● What you should do:
For this exercise, reproduce each entry below exactly, excluding pictures.

[Opening Extracted information section]

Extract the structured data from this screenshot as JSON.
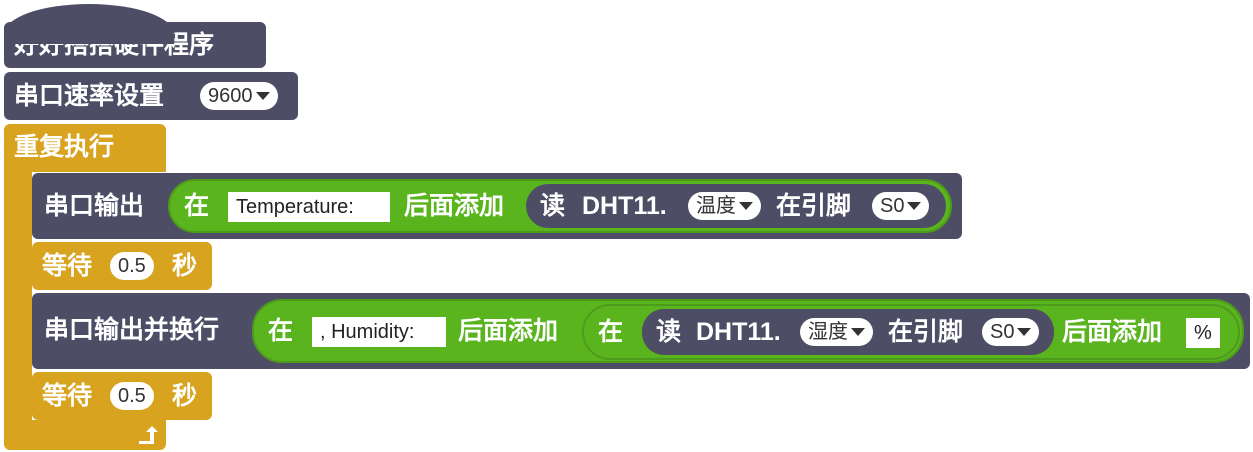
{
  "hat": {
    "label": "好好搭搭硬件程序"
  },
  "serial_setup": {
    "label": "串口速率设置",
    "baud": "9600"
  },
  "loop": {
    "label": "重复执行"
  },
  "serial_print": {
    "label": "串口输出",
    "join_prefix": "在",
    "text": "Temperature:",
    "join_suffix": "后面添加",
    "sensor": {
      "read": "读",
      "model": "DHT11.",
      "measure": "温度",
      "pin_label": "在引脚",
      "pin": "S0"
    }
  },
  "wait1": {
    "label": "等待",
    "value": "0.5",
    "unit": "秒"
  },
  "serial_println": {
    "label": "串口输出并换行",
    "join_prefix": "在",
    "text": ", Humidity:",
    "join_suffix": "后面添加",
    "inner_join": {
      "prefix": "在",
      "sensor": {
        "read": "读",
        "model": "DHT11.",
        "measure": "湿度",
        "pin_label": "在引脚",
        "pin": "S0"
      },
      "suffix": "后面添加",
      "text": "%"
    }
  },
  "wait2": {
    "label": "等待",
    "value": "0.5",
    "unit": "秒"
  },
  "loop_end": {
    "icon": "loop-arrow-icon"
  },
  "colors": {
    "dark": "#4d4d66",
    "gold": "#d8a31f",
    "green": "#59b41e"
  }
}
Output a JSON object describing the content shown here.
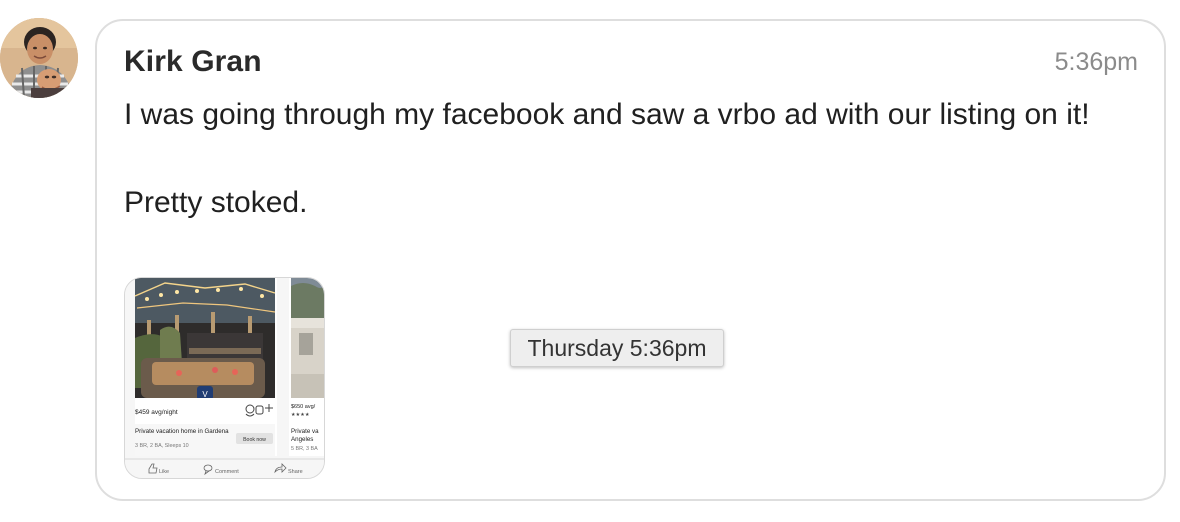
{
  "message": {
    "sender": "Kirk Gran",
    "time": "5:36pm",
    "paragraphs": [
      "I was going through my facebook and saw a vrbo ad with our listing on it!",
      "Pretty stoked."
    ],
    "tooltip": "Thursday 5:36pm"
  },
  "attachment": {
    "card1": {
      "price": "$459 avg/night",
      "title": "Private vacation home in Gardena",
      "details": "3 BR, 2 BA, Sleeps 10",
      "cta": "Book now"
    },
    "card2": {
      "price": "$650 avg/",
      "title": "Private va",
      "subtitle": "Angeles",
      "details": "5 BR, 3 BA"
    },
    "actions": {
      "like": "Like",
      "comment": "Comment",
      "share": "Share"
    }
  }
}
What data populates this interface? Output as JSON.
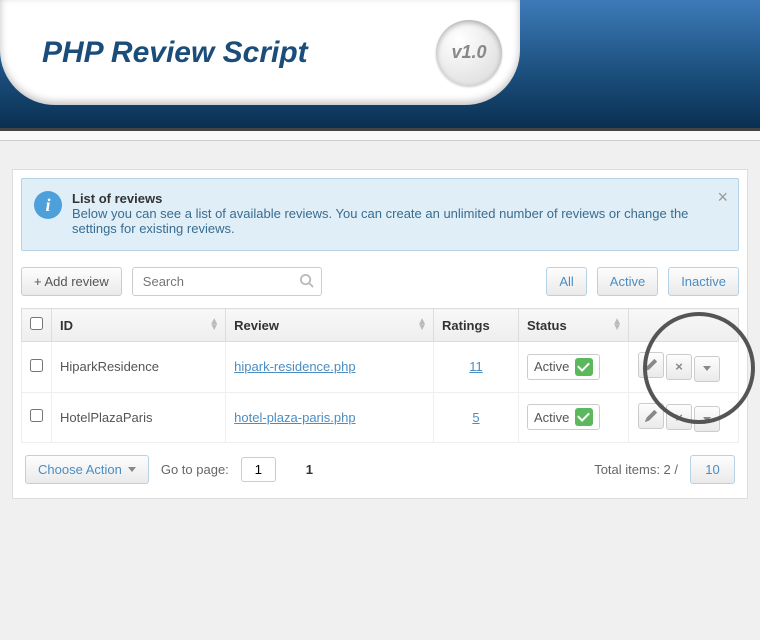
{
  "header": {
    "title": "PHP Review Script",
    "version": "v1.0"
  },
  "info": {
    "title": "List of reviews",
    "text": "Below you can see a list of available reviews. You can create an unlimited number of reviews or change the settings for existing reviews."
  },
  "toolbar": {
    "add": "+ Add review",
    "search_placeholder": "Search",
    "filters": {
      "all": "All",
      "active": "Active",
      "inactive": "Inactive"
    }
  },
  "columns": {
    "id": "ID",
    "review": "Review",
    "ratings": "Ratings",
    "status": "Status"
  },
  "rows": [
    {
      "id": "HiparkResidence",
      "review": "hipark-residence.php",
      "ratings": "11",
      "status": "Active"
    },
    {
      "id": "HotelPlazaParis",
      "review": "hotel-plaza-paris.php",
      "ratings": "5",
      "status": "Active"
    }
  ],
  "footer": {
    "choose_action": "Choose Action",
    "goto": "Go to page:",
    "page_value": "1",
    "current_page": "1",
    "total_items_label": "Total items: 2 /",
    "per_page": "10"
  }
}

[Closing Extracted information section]

● Completed exercise:
Extract the structured data from this screenshot as JSON.
{
  "hat": {
    "label": "好好搭搭硬件程序"
  },
  "serial_setup": {
    "label": "串口速率设置",
    "baud": "9600"
  },
  "loop": {
    "label": "重复执行"
  },
  "serial_print": {
    "label": "串口输出",
    "join_prefix": "在",
    "text": "Temperature:",
    "join_suffix": "后面添加",
    "sensor": {
      "read": "读",
      "model": "DHT11.",
      "measure": "温度",
      "pin_label": "在引脚",
      "pin": "S0"
    }
  },
  "wait1": {
    "label": "等待",
    "value": "0.5",
    "unit": "秒"
  },
  "serial_println": {
    "label": "串口输出并换行",
    "join_prefix": "在",
    "text": ", Humidity:",
    "join_suffix": "后面添加",
    "inner_join": {
      "prefix": "在",
      "sensor": {
        "read": "读",
        "model": "DHT11.",
        "measure": "湿度",
        "pin_label": "在引脚",
        "pin": "S0"
      },
      "suffix": "后面添加",
      "text": "%"
    }
  },
  "wait2": {
    "label": "等待",
    "value": "0.5",
    "unit": "秒"
  },
  "loop_end": {
    "icon": "loop-arrow-icon"
  },
  "colors": {
    "dark": "#4d4d66",
    "gold": "#d8a31f",
    "green": "#59b41e"
  }
}
Output a JSON object describing the content shown here.
{
  "message": {
    "sender": "Kirk Gran",
    "time": "5:36pm",
    "paragraphs": [
      "I was going through my facebook and saw a vrbo ad with our listing on it!",
      "Pretty stoked."
    ],
    "tooltip": "Thursday 5:36pm"
  },
  "attachment": {
    "card1": {
      "price": "$459 avg/night",
      "title": "Private vacation home in Gardena",
      "details": "3 BR, 2 BA, Sleeps 10",
      "cta": "Book now"
    },
    "card2": {
      "price": "$650 avg/",
      "title": "Private va",
      "subtitle": "Angeles",
      "details": "5 BR, 3 BA"
    },
    "actions": {
      "like": "Like",
      "comment": "Comment",
      "share": "Share"
    }
  }
}
What data populates this interface? Output as JSON.
{
  "header": {
    "title": "PHP Review Script",
    "version": "v1.0"
  },
  "info": {
    "title": "List of reviews",
    "text": "Below you can see a list of available reviews. You can create an unlimited number of reviews or change the settings for existing reviews."
  },
  "toolbar": {
    "add": "+ Add review",
    "search_placeholder": "Search",
    "filters": {
      "all": "All",
      "active": "Active",
      "inactive": "Inactive"
    }
  },
  "columns": {
    "id": "ID",
    "review": "Review",
    "ratings": "Ratings",
    "status": "Status"
  },
  "rows": [
    {
      "id": "HiparkResidence",
      "review": "hipark-residence.php",
      "ratings": "11",
      "status": "Active"
    },
    {
      "id": "HotelPlazaParis",
      "review": "hotel-plaza-paris.php",
      "ratings": "5",
      "status": "Active"
    }
  ],
  "footer": {
    "choose_action": "Choose Action",
    "goto": "Go to page:",
    "page_value": "1",
    "current_page": "1",
    "total_items_label": "Total items: 2 /",
    "per_page": "10"
  }
}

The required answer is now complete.